It is contended the finding is without support in the evidence. We have reviewed the evidence in considering this claim of error, and find it substantial. Jicarilla Apache Cooperative is a corporation owned by the appellees themselves. The individual appellees are Indians. They employ a manager and assistant manager who operate the store and perform other services for them individually. Their sheep are distinguished only by individual paint brands and earmarks. These brands and marks are registered with the manager of the corporation, and the record is retained by him in his office at Dulce. After branding and marking, the sheep are permitted to intermingle and graze at will on the reservation. The Johnsons are ranchers and have lived near the reservation for many years. The sheep were found on their ranch, and this action followed. When the writ was served, the witnesses Long, manager of the co-op store; Verne, assistant manager; Aranda, sheep inspector; and the appellees accompanied the sheriff and his deputy to the Johnson ranch. As each owner would identify his sheep by brands or earmarks, the brands and earmarks were checked by the inspector against the record kept by the witness Long, the manager, and if they compared favorably, the sheep were delivered to their respective owners. Following this method, the sheriff only levied upon 38 head. At the trial, six of the appellees, owners of 5 sheep, did not testify; however, the evidence is conclusive as to their ownership of the 5 head.
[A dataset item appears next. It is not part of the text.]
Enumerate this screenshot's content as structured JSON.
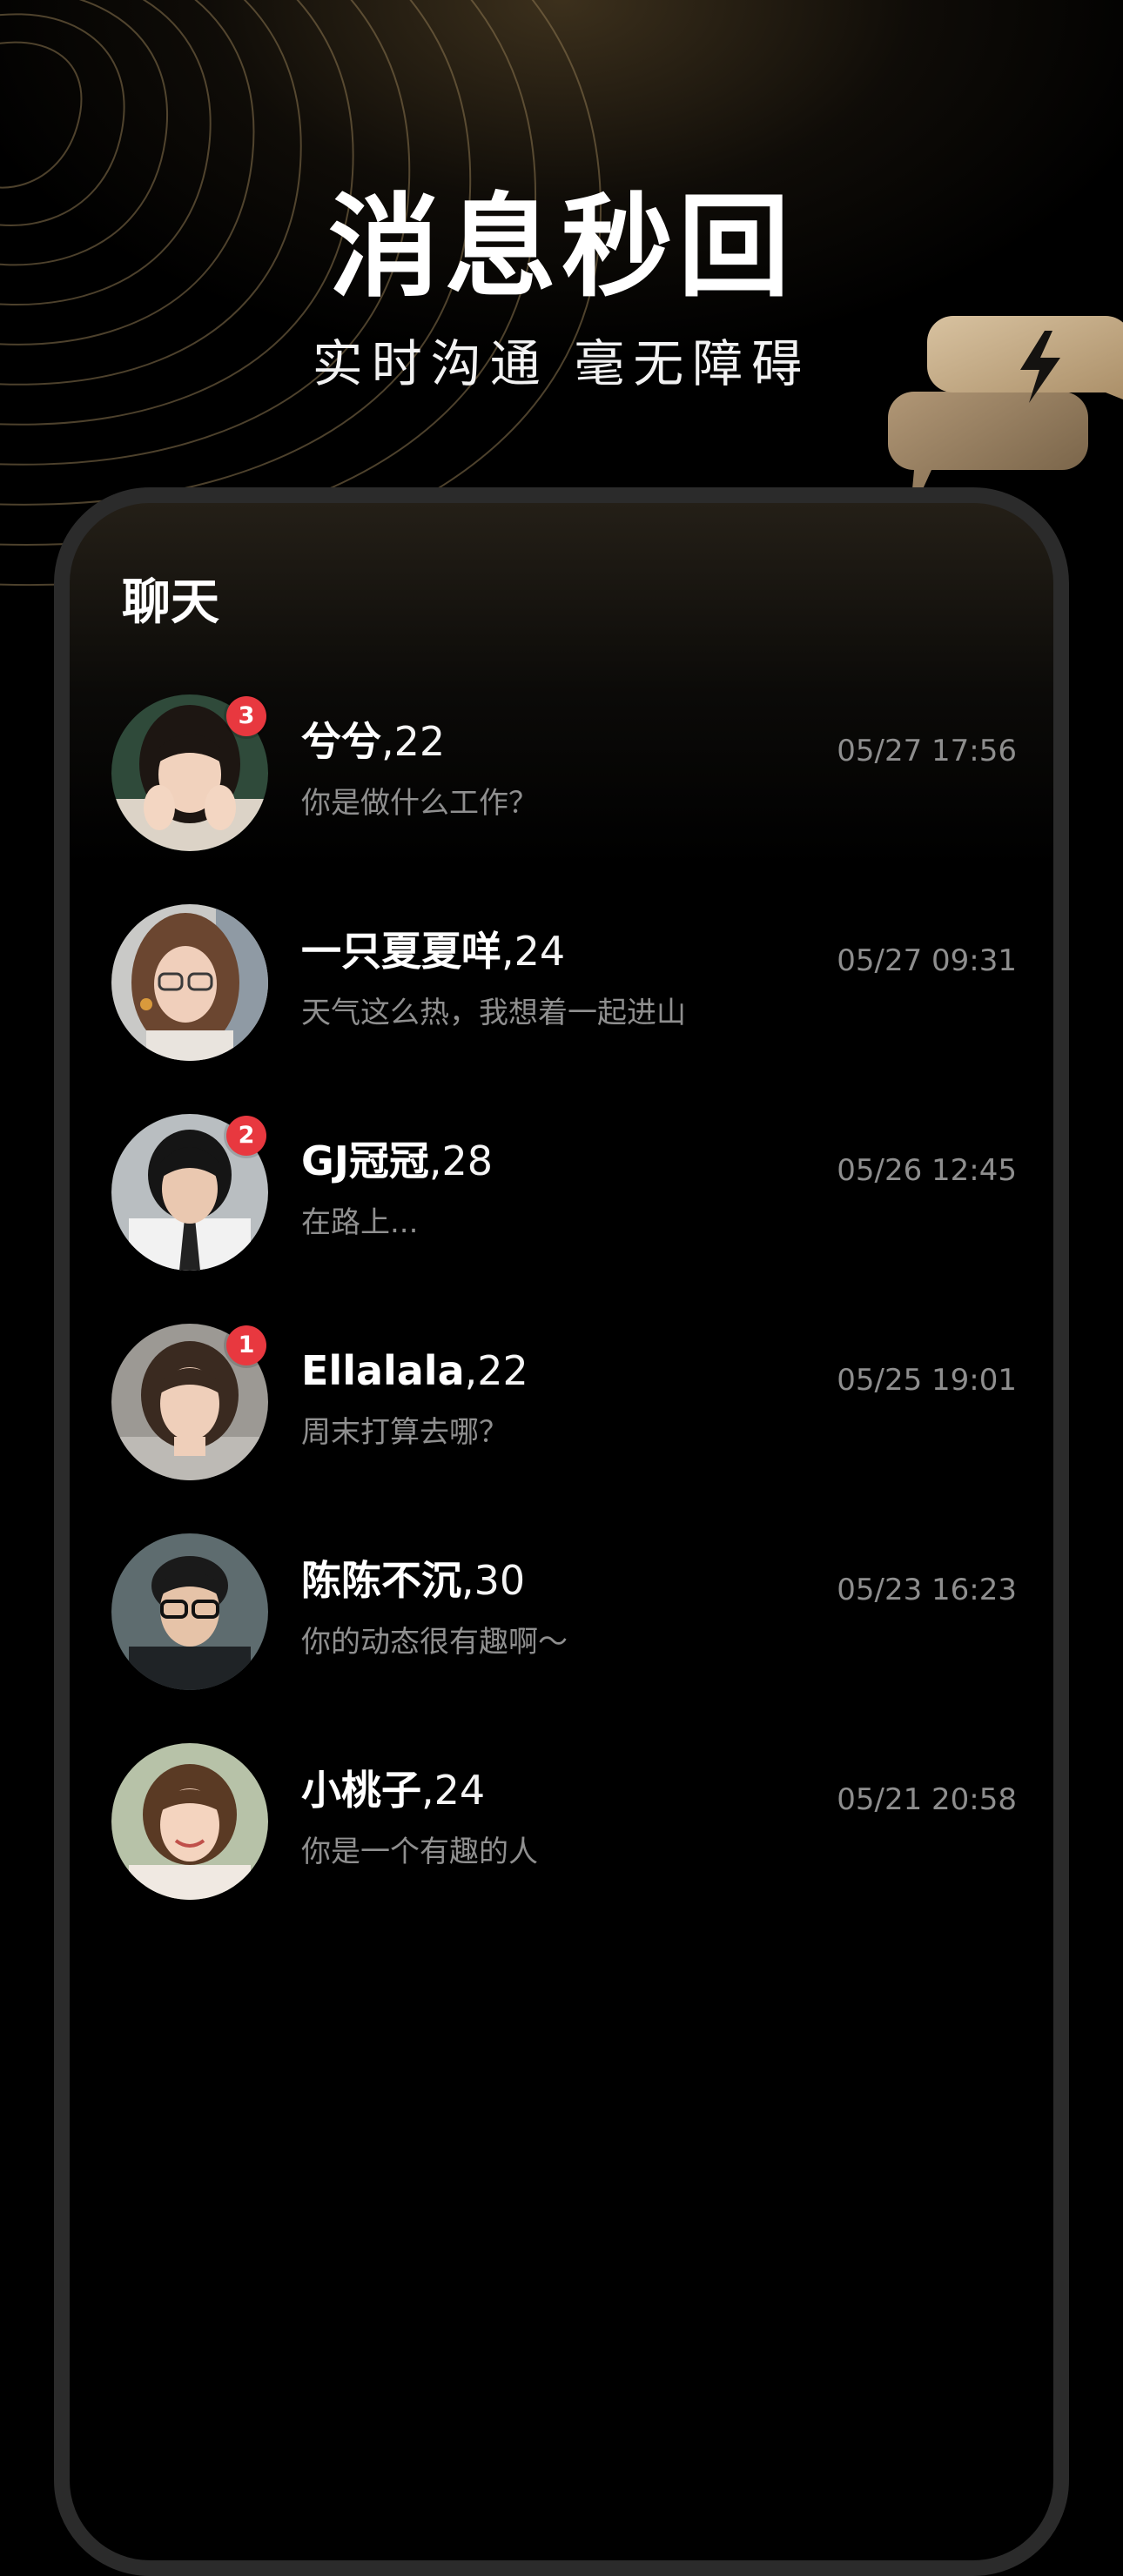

*315 The last assignment of error is that appellants were denied a fair trial. It is asserted that the trial court "took over" in interrogating the witnesses. The record discloses the trial judge questioned witnesses some 36 times, covering many pages of the transcript. Such extensive examination of witnesses is not to be commended, but we fail to sense the alleged bias. Questions were propounded by him to the witnesses alike on either side of the controversy.

We think appellants received a fair trial, and the record is free of error. The judgment will be affirmed, and it is so ordered.

LUJAN, SADLER, McGHEE and KIKER, JJ., concur.